EXERCISE OBJECTIVE:
Line filter on the word "true": copy each matching line from the entries.

#### DATASET

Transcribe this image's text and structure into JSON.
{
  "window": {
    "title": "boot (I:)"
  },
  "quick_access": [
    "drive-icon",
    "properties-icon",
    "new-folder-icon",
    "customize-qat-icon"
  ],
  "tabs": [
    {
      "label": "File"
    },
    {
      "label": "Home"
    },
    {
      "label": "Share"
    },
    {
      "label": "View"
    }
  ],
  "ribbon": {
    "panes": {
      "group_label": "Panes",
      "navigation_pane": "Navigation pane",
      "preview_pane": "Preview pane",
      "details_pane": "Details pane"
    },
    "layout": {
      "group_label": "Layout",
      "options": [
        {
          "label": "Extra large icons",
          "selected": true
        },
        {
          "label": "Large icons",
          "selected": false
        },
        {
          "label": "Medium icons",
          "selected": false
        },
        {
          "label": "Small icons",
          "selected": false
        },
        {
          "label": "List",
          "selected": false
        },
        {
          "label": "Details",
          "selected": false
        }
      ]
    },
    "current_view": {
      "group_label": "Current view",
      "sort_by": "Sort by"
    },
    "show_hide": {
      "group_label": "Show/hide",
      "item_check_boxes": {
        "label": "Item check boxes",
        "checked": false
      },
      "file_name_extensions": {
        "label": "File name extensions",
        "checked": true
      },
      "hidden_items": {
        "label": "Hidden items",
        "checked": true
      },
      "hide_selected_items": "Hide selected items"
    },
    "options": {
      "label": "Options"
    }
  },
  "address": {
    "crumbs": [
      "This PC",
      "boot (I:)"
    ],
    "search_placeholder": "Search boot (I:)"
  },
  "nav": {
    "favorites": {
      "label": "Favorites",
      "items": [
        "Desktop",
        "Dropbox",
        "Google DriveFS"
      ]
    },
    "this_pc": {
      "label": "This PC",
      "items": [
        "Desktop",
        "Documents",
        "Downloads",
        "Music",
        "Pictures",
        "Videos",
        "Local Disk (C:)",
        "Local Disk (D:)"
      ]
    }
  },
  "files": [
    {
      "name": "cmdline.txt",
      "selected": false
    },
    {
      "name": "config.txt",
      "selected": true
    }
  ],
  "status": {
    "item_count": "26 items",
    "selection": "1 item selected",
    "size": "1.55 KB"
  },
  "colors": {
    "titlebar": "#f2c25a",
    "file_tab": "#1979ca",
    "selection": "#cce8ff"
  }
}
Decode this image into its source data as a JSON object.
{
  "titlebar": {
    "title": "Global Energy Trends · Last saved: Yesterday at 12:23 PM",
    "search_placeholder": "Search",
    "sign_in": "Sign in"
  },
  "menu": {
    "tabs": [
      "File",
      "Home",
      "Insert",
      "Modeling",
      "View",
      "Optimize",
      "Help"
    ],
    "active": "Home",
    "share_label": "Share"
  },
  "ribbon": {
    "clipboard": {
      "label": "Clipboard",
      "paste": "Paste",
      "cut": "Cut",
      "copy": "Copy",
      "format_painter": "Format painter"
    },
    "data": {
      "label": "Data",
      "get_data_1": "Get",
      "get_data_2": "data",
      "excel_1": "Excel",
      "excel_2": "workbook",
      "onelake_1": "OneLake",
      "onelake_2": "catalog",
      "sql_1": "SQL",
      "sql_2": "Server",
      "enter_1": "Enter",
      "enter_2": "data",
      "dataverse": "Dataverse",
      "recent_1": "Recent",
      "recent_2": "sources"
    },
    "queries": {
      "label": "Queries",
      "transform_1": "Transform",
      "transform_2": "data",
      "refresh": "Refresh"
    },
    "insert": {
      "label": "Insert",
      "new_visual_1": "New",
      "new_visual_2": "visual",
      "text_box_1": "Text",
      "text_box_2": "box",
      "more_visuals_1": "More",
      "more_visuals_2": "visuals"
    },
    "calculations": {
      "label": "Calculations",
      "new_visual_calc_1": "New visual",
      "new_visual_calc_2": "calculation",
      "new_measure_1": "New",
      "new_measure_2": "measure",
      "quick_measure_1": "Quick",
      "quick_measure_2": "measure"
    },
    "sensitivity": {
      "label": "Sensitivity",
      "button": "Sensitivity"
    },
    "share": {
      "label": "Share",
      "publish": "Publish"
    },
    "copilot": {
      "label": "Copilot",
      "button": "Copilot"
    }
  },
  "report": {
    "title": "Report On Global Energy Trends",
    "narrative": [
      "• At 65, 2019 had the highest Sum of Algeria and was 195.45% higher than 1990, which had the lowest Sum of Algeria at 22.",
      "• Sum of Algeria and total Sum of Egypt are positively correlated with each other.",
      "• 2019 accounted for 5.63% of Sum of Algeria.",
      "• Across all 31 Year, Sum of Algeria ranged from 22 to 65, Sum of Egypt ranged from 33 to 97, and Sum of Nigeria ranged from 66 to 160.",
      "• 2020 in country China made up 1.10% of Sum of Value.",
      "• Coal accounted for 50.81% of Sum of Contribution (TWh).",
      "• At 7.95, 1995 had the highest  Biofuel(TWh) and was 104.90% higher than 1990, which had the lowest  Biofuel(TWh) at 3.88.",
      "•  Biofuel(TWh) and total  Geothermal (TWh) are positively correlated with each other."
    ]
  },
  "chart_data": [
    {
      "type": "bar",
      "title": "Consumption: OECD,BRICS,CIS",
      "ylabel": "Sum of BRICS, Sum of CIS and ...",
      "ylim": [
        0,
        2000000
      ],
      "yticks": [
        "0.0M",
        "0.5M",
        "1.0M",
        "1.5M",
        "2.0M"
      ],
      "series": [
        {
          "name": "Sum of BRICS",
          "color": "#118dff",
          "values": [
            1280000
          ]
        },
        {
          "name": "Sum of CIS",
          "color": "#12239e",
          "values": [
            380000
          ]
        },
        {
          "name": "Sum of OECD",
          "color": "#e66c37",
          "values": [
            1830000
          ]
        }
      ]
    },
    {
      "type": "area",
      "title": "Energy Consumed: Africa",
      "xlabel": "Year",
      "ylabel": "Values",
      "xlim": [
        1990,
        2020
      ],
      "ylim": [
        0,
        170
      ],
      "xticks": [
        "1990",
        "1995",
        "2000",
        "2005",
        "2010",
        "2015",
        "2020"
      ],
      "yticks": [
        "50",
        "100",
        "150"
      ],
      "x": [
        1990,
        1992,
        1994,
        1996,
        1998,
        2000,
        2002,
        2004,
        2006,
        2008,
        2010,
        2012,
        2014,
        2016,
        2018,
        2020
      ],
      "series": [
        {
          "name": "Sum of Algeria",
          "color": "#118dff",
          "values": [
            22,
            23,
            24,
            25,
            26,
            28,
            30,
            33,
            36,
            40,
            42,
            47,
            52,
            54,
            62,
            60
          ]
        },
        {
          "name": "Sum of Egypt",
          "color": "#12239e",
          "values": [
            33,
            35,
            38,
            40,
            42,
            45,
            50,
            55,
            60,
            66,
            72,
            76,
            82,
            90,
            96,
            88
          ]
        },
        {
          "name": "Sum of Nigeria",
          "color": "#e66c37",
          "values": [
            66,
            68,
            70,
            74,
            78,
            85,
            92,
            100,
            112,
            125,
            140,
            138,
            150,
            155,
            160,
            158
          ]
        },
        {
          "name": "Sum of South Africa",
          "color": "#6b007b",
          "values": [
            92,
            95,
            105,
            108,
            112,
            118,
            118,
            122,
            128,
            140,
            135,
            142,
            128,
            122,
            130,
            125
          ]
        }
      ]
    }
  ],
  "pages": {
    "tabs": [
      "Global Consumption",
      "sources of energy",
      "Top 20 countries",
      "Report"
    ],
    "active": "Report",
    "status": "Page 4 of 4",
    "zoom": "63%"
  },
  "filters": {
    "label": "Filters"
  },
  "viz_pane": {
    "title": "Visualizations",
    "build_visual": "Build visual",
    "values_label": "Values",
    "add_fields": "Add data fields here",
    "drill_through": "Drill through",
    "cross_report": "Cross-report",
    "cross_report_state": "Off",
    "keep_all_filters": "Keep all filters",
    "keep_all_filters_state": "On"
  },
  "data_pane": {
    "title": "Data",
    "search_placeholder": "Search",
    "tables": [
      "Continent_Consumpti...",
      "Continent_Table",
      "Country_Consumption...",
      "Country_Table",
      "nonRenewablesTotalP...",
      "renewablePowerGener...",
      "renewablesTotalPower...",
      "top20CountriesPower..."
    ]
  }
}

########

ANSWER BOX:
          "selected": true
        "checked": true
        "checked": true
      "selected": true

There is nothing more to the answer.